Northern Macedonia (until 2019 Macedonia). An ongoing
political crisis with power struggles and deep mistrust of
the government worsened at the beginning of the year when a
major scandal scandal was revealed. Social Democratic
opposition leader Zoran Zaev said there was evidence that
Prime Minister Nikola Gruevski and the intelligence service
had illegally intercepted around 20,000 politicians,
journalists and other public figures. According to
COUNTRYAAH, Zaev himself was
accused of trying to overthrow the government and was
deprived of his passport. As the opposition began to publish
the evidence, criticism against Gruevski and the
Conservative government grew. In recorded conversations,
leading politicians were heard discussing, among other
things, how to cheat in elections and govern the judiciary.
In April, some 40 Kosovo Albanians temporarily occupied a
police station near the Kosovo border and made Albanian
nationalist demands on an Albanian state. The opposition
accused the government of being behind the attack, in order
to divert attention from the crisis.
A few weeks later, a police raid in the city of Kumanovo
led to a fire that claimed the lives of eight policemen and
ten Kosovo Albanians. About 30 people were arrested and
charged with terrorism.
A publicized recording of a 22-year-old murders led to
over 50,000 people attending a protest rally in May, the
largest in the country's history, and protesters camped in
the capital, Skopje, demanding fresh elections. Two
ministers and the head of the intelligence service resigned,
but the demands that Gruevski should go also remained. The
EU expressed great concern about the situation and the
increasingly authoritarian development in the country.
But after EU-led talks, the government and opposition
agreed to hold new elections in April 2016 and eventually
Gruevski promised to resign as early as January. In
September, the opposition broke its 15-month boycott of
parliamentary work as part of the settlement.
During the autumn, the influx of refugees on their way
from Greece to Northern Europe grew, until several thousand
a day entered the country.

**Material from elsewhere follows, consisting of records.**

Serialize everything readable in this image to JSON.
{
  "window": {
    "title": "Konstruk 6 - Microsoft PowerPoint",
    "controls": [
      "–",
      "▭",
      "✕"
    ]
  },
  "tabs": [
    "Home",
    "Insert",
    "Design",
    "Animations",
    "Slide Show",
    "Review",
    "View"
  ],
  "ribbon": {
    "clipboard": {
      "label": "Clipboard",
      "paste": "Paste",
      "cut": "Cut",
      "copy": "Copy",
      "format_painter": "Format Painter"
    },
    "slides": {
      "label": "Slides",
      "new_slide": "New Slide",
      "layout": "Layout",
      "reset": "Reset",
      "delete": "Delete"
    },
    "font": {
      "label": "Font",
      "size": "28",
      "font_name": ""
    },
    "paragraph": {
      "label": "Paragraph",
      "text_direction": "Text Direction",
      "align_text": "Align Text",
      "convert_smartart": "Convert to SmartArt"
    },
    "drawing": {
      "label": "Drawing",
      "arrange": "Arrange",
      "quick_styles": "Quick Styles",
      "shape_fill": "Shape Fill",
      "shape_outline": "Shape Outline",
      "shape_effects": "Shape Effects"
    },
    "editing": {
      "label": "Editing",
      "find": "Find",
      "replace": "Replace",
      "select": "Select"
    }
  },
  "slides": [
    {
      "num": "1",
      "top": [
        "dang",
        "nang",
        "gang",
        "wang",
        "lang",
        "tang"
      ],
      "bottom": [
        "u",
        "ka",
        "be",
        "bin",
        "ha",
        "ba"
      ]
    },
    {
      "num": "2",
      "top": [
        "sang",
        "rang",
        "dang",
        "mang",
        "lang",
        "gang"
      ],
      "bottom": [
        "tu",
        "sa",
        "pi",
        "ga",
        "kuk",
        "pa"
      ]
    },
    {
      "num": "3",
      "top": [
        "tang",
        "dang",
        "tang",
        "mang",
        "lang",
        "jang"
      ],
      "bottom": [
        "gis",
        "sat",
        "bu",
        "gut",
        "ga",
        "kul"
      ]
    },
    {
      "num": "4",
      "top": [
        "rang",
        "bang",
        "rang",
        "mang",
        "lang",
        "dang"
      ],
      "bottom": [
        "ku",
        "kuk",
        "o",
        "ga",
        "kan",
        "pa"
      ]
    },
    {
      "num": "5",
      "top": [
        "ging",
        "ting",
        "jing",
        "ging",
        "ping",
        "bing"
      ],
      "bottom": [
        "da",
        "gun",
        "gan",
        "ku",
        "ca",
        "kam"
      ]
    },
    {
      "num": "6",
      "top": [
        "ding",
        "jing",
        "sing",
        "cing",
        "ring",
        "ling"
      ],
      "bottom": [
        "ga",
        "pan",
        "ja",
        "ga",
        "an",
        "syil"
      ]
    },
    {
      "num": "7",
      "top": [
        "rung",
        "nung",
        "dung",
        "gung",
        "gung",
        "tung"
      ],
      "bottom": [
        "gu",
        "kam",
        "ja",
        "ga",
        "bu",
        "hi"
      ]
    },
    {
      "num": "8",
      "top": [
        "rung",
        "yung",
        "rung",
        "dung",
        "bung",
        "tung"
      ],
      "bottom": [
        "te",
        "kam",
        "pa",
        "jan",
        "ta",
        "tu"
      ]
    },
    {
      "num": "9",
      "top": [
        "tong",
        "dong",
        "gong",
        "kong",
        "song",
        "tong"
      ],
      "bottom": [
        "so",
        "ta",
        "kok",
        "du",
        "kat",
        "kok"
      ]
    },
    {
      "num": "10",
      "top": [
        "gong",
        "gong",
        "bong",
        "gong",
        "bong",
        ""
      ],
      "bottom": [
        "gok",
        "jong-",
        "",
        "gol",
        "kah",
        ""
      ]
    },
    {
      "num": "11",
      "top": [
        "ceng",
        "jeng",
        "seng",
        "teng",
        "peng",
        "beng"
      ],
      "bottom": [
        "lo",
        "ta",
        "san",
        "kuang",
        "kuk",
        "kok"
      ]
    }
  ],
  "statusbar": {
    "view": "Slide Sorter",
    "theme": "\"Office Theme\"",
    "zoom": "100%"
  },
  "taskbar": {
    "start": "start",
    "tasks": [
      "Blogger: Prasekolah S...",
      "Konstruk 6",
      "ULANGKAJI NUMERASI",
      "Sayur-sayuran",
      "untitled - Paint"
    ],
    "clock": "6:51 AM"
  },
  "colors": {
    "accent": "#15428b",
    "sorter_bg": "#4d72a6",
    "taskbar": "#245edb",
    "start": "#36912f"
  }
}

On several occasions, unrest
erupted and state of emergency was introduced at the
borders. In November, just over 100,000 people passed
through the country. At the end of the month, Macedonia
followed the example of other countries and began to build a
fence at the Greek border. Only refugees from Syria, Iraq
and Afghanistan were then released.